_Problem description_
Look through the entries below and return all lines including the word "default".

====== Material for the task

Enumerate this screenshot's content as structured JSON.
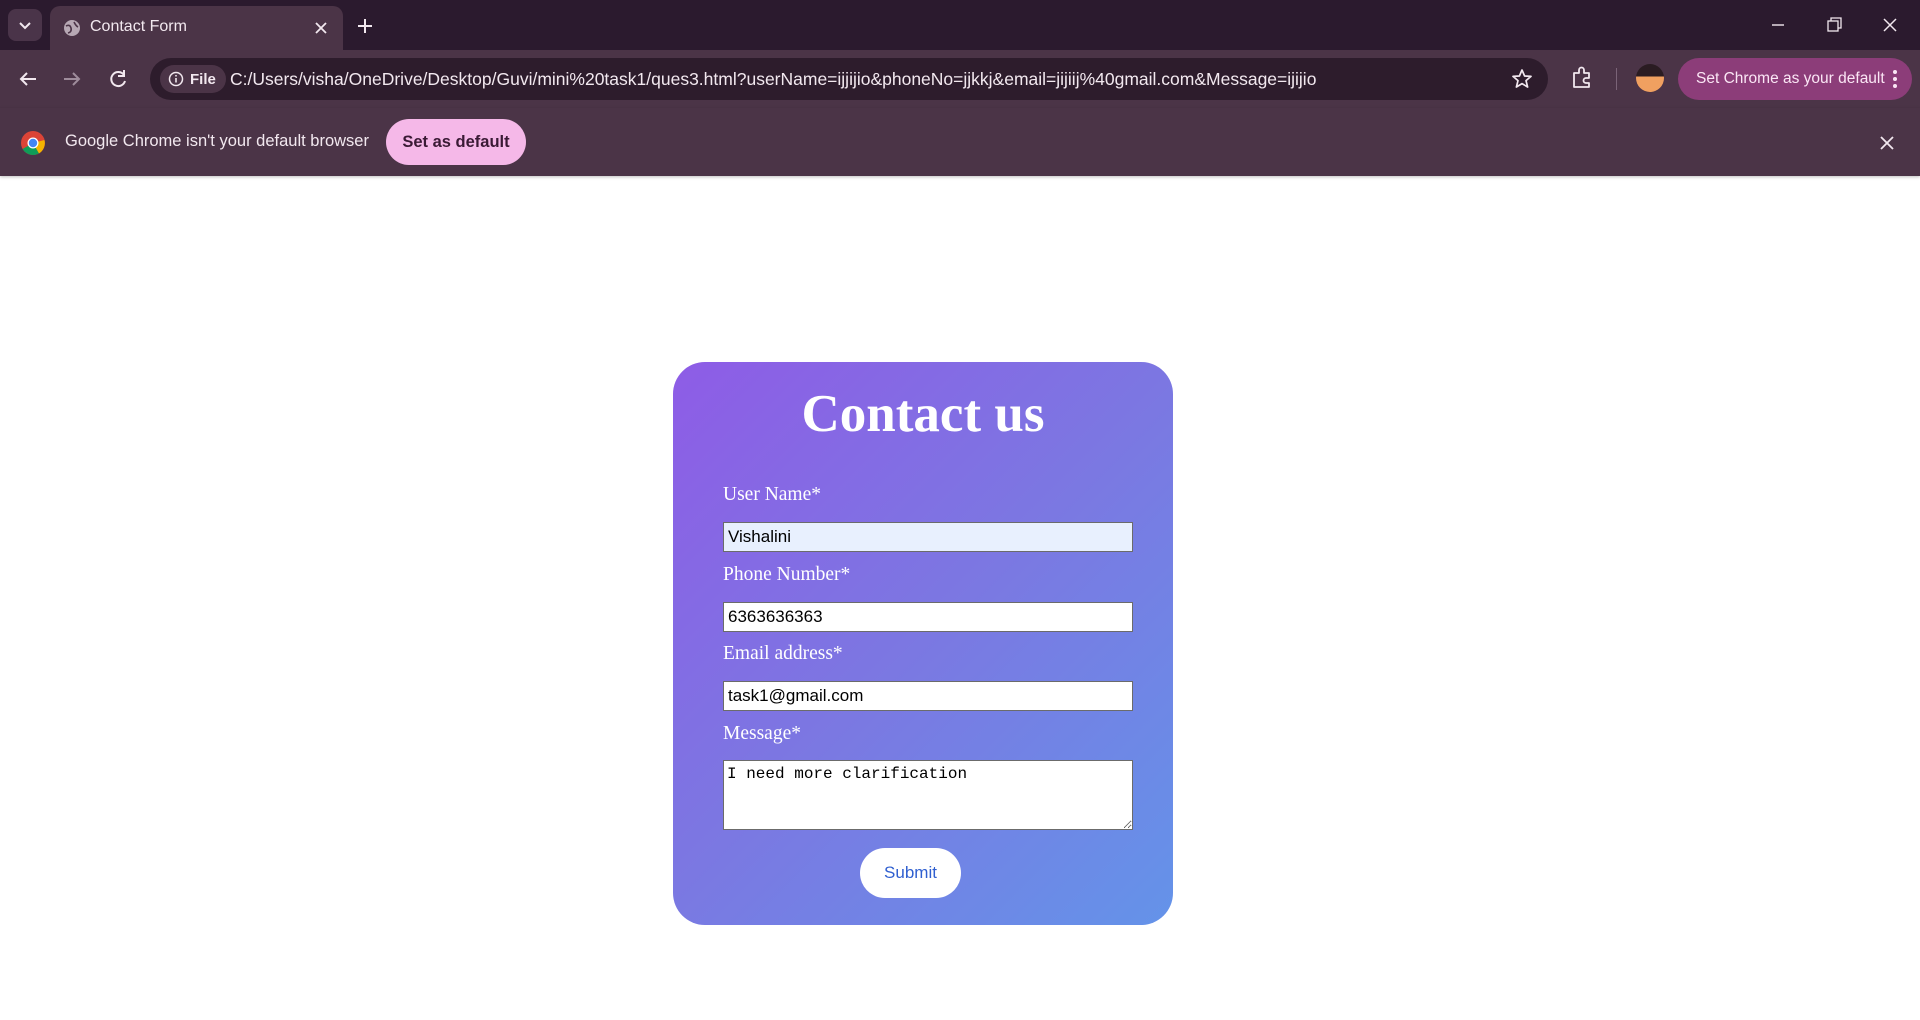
{
  "browser": {
    "tab": {
      "title": "Contact Form"
    },
    "address_bar": {
      "chip_label": "File",
      "url": "C:/Users/visha/OneDrive/Desktop/Guvi/mini%20task1/ques3.html?userName=ijjijio&phoneNo=jjkkj&email=jijiij%40gmail.com&Message=ijijio"
    },
    "default_pill_label": "Set Chrome as your default",
    "infobar": {
      "message": "Google Chrome isn't your default browser",
      "button_label": "Set as default"
    },
    "colors": {
      "frame": "#2b1a2e",
      "toolbar": "#4b3447",
      "accent_pill": "#8c3d79",
      "infobar_button": "#f5b8e8"
    }
  },
  "form": {
    "heading": "Contact us",
    "fields": [
      {
        "label": "User Name*",
        "value": "Vishalini"
      },
      {
        "label": "Phone Number*",
        "value": "6363636363"
      },
      {
        "label": "Email address*",
        "value": "task1@gmail.com"
      },
      {
        "label": "Message*",
        "value": "I need more clarification"
      }
    ],
    "submit_label": "Submit",
    "colors": {
      "gradient_start": "#8e5ce6",
      "gradient_end": "#6493e9",
      "submit_text": "#2f5fd0"
    }
  }
}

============

_Answer area_
    "default_pill_label": "Set Chrome as your default",
      "message": "Google Chrome isn't your default browser",
      "button_label": "Set as default"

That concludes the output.